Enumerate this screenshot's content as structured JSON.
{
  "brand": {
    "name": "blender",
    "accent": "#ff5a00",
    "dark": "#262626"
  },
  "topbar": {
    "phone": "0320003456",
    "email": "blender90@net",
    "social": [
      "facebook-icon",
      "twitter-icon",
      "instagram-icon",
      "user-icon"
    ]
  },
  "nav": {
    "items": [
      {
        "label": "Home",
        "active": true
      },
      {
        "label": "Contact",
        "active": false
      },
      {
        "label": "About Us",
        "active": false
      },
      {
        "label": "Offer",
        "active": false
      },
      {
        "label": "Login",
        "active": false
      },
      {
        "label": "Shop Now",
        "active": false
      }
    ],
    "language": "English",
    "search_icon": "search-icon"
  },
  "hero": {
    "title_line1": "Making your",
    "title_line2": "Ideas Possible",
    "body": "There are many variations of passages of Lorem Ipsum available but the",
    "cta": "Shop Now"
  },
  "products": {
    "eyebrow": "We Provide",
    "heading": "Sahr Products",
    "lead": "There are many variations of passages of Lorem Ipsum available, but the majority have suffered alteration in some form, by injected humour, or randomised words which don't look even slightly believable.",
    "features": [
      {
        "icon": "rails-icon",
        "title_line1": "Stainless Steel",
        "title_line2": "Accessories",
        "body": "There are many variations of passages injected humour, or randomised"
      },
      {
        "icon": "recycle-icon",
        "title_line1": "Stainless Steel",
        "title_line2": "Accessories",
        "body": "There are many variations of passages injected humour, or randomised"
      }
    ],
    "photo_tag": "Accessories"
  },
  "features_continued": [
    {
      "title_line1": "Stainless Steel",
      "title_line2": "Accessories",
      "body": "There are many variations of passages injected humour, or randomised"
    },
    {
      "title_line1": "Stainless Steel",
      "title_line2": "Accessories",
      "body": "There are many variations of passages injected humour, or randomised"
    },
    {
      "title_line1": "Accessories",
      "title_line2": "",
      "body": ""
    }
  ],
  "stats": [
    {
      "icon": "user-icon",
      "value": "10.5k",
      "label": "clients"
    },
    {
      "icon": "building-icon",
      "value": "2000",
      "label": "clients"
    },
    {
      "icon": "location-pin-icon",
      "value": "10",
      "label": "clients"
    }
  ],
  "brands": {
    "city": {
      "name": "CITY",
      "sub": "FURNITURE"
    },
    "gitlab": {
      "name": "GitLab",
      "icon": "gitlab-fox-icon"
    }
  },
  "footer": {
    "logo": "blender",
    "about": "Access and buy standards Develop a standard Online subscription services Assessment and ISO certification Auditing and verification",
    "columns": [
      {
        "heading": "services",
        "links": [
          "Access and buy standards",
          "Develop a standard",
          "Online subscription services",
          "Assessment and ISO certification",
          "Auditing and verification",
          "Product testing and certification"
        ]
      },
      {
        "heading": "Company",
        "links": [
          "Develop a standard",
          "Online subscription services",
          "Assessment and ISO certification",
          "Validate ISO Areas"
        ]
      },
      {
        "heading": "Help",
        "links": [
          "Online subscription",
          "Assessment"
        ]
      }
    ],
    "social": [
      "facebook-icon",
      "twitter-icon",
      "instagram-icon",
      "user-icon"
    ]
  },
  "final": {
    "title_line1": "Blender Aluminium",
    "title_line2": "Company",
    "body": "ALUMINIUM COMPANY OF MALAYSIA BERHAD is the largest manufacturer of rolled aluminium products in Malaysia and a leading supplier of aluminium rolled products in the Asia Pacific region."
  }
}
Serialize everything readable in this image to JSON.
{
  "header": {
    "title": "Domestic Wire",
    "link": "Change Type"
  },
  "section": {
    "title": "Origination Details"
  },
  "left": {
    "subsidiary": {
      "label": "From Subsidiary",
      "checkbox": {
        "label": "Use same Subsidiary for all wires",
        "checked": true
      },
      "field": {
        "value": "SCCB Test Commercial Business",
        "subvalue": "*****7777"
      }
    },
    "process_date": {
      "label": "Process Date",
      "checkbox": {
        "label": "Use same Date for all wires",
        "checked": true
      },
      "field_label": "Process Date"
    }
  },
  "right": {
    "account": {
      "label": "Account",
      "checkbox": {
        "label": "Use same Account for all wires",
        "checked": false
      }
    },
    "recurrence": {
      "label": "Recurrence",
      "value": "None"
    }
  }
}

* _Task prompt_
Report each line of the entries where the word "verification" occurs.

* _Result of the exercise_
    "about": "Access and buy standards Develop a standard Online subscription services Assessment and ISO certification Auditing and verification",
          "Auditing and verification",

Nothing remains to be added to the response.